is the second letter of the English alphabet. (See Guide to Pronunciation, §§ 196,220.) It is etymologically related to p , v , f , w and m , letters representing sounds having a close organic affinity to its own sound; as in Eng. bursar and purser; Eng. bear and Lat. pear; Eng. silver and Ger. silber; Lat. cubitum and It. gomito; Eng. seven, Anglo-Saxon seofon, Ger. sieben, Lat. septem, Gr., Sanskrit saptan. The form of letter B is Roman, from Greek B (Beta), of Semitic origin. The small b was formed by gradual change from the capital B.

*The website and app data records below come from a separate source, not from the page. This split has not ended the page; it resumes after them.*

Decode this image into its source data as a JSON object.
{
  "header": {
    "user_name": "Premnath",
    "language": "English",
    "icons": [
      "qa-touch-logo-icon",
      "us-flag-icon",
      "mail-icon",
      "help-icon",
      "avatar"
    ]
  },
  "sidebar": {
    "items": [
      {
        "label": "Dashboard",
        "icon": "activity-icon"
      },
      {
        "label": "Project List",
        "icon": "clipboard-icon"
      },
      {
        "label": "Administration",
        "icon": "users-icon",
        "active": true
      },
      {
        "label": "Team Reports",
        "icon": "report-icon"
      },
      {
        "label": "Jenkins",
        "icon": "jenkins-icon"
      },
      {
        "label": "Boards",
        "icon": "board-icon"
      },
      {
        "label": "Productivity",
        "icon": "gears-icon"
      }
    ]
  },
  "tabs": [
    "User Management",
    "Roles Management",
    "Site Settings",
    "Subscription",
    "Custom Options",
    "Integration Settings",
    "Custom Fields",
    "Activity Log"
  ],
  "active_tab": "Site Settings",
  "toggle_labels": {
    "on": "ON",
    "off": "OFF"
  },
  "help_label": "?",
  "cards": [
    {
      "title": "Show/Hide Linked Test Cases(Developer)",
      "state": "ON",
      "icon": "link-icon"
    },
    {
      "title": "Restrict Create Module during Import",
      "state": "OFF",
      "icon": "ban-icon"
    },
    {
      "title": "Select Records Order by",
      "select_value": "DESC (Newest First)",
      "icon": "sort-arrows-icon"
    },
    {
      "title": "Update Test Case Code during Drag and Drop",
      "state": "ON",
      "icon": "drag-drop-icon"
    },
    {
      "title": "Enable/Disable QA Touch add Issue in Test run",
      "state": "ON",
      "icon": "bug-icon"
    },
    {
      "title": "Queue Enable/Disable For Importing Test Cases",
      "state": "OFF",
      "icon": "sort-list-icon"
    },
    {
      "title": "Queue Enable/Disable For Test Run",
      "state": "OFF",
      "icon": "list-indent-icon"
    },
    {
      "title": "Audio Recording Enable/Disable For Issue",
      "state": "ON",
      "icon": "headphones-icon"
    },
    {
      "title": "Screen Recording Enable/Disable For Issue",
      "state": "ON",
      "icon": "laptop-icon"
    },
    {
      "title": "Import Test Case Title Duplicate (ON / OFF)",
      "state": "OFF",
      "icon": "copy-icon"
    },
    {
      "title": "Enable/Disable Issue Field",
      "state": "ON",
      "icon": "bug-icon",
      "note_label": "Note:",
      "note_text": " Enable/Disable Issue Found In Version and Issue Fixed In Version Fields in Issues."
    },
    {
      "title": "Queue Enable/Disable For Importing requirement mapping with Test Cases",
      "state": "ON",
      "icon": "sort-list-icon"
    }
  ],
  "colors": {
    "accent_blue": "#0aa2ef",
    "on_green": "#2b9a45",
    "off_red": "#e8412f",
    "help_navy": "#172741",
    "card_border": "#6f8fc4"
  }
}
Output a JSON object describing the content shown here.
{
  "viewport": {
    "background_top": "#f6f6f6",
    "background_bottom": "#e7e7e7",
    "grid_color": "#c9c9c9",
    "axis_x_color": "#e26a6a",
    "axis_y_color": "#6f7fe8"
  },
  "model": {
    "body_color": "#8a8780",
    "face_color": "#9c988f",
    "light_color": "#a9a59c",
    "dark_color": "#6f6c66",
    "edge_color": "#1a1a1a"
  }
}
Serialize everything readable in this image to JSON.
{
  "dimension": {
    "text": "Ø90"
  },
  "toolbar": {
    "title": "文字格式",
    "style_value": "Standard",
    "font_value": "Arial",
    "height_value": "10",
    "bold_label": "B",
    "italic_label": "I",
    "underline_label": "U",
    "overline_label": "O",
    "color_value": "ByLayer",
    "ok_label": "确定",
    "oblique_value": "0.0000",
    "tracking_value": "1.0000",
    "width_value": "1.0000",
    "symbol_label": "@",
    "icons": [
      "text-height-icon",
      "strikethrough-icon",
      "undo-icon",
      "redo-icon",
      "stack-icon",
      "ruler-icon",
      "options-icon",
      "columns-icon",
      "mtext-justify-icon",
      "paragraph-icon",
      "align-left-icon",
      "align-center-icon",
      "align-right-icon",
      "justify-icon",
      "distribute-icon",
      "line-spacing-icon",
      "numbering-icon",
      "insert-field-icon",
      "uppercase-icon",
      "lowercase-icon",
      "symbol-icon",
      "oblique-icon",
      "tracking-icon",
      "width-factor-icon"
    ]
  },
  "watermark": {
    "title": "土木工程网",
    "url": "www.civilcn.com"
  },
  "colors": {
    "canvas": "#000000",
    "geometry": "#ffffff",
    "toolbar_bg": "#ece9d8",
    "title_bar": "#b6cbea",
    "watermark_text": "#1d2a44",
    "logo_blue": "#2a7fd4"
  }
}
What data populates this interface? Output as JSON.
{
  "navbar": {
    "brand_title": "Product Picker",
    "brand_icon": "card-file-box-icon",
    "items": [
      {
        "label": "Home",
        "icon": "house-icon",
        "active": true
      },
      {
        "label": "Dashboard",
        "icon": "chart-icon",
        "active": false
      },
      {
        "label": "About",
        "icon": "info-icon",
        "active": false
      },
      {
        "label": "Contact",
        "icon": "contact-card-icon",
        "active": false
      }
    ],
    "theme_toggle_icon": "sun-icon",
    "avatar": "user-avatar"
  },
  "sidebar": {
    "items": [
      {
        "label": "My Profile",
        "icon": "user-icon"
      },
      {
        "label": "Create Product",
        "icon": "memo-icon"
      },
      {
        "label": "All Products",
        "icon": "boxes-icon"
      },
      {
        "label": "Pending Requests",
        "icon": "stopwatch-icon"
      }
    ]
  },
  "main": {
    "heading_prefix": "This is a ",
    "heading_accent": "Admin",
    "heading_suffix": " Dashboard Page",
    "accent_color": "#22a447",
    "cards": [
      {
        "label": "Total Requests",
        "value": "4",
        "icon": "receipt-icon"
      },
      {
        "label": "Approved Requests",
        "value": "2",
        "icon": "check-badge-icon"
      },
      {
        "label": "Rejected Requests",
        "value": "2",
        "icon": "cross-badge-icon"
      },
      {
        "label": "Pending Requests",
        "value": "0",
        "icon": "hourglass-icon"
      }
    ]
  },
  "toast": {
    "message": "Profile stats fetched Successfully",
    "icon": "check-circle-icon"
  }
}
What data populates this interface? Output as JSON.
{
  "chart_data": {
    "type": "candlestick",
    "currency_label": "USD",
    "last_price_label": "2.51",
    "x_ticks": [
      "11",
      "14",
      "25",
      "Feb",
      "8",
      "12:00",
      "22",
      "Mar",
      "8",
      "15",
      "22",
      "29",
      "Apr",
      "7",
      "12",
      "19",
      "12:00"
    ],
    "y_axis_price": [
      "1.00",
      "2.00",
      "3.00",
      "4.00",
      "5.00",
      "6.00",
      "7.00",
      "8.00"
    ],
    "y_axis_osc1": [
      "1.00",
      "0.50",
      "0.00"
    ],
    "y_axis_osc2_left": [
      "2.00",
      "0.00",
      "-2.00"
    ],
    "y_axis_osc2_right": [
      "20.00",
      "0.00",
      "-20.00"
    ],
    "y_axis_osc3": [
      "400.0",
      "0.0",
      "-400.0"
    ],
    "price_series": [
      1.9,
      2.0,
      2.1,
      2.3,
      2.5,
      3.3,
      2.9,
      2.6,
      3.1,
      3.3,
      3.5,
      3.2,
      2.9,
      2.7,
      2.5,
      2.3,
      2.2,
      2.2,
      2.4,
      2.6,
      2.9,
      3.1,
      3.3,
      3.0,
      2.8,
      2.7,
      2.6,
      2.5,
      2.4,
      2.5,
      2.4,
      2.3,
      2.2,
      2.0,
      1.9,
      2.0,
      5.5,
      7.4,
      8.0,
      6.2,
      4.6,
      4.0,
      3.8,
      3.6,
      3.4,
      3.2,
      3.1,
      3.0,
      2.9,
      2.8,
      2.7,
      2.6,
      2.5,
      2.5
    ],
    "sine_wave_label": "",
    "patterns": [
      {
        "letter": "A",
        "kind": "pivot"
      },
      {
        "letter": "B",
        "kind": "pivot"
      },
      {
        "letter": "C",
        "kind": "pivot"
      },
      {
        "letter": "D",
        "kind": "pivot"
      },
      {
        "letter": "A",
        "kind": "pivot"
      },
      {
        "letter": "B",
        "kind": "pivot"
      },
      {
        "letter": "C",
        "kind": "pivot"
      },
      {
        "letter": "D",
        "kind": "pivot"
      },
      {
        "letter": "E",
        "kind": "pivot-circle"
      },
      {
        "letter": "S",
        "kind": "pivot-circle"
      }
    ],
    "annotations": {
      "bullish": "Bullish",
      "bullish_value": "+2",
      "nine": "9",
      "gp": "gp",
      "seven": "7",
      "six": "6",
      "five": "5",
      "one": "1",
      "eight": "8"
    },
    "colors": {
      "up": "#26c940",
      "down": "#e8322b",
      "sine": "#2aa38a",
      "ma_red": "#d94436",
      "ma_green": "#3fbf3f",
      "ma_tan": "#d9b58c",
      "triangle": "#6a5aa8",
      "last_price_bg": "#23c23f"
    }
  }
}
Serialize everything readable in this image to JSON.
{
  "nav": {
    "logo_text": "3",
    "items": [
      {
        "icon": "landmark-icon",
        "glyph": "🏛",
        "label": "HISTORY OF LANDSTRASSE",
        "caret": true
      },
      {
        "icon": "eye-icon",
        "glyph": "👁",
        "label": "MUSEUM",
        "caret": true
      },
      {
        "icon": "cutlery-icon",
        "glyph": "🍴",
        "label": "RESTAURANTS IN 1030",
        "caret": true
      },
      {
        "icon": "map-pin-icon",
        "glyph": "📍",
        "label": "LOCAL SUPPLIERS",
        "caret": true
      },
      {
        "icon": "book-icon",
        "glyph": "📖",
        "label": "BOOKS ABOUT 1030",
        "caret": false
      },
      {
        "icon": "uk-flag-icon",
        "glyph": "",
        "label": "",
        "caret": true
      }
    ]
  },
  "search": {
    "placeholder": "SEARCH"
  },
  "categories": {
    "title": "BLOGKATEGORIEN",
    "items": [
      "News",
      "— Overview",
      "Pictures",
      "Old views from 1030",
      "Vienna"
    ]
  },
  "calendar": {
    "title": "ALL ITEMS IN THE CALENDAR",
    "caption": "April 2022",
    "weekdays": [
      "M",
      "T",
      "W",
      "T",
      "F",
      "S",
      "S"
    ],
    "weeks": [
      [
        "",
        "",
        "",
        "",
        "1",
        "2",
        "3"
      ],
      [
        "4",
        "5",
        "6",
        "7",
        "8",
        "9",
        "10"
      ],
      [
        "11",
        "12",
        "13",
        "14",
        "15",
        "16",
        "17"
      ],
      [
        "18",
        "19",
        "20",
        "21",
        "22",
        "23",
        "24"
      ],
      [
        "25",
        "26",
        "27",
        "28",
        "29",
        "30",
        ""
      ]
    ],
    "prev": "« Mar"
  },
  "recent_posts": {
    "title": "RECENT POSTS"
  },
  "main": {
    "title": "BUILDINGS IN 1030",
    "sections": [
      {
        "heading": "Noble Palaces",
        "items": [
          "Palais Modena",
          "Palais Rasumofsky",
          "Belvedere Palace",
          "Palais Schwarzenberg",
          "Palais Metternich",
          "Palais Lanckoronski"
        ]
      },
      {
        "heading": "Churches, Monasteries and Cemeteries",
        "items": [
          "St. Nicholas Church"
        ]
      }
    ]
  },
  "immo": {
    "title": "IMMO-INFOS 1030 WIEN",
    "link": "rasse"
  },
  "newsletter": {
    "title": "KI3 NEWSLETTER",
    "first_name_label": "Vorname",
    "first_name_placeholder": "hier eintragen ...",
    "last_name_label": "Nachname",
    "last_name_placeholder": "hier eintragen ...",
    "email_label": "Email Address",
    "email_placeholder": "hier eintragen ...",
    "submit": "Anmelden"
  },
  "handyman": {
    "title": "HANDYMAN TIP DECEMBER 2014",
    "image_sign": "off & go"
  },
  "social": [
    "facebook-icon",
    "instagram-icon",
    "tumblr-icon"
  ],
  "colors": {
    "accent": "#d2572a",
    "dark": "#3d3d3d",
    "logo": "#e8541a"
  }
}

In Music, B is the nominal of the seventh tone in the model major scale (the scale of C major), or of the second tone in its relative minor scale (that of A minor). Bb stands for B flat, the tone a half step, or semitone, lower than B. In German, B stands for our Bb, while our B natural is called H (pronounced ha).
© Webster 1913.